Element data from apps and pages
_ _ _ _ _

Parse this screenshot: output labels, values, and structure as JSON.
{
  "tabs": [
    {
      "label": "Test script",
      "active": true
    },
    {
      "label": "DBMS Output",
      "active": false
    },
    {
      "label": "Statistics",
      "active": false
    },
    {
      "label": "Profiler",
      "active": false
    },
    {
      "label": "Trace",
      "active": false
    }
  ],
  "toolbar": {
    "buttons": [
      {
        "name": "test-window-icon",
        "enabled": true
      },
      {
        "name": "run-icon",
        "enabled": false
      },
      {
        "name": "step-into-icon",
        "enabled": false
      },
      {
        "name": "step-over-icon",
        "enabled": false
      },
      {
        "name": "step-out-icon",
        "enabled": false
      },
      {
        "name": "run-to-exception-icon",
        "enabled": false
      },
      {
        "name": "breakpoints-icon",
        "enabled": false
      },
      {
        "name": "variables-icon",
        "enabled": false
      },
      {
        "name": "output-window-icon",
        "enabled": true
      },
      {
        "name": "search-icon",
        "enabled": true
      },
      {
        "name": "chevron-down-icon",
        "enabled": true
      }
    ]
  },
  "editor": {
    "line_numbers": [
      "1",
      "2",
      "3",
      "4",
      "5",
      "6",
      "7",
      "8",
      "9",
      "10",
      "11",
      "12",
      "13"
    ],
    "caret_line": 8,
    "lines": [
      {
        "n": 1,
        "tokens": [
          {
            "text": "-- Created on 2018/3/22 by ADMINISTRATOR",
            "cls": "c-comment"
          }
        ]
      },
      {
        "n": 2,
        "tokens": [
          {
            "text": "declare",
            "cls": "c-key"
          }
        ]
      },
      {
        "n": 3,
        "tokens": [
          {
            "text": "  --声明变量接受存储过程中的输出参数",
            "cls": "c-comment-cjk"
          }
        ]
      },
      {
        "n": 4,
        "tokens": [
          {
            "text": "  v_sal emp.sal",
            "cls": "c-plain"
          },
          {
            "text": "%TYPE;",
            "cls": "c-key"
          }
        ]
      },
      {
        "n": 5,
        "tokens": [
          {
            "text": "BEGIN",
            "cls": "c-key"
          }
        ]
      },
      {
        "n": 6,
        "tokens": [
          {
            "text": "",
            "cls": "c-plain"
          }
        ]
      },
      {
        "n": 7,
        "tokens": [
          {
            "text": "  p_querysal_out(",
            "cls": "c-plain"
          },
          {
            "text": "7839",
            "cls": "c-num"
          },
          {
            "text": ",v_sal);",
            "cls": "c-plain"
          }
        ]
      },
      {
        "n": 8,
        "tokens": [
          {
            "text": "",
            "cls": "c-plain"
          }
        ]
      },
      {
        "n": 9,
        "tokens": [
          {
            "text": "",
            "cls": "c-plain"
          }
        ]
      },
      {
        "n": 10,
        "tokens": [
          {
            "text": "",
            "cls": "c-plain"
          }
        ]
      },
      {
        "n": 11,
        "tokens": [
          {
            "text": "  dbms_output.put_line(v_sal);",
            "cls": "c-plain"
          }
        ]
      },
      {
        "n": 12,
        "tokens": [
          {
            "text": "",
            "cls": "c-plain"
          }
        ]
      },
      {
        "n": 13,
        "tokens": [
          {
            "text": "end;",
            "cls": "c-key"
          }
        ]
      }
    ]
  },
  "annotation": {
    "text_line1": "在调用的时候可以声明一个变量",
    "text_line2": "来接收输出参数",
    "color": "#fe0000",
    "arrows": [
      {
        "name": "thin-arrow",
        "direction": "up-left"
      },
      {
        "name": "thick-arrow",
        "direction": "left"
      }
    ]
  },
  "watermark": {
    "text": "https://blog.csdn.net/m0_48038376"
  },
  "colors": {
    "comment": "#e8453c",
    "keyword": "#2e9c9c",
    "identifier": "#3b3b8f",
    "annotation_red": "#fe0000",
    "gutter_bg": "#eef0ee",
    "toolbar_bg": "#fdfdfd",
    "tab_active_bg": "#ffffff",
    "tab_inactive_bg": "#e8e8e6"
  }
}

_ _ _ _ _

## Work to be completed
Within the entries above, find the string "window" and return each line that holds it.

## Response area
        "name": "test-window-icon",
        "name": "output-window-icon",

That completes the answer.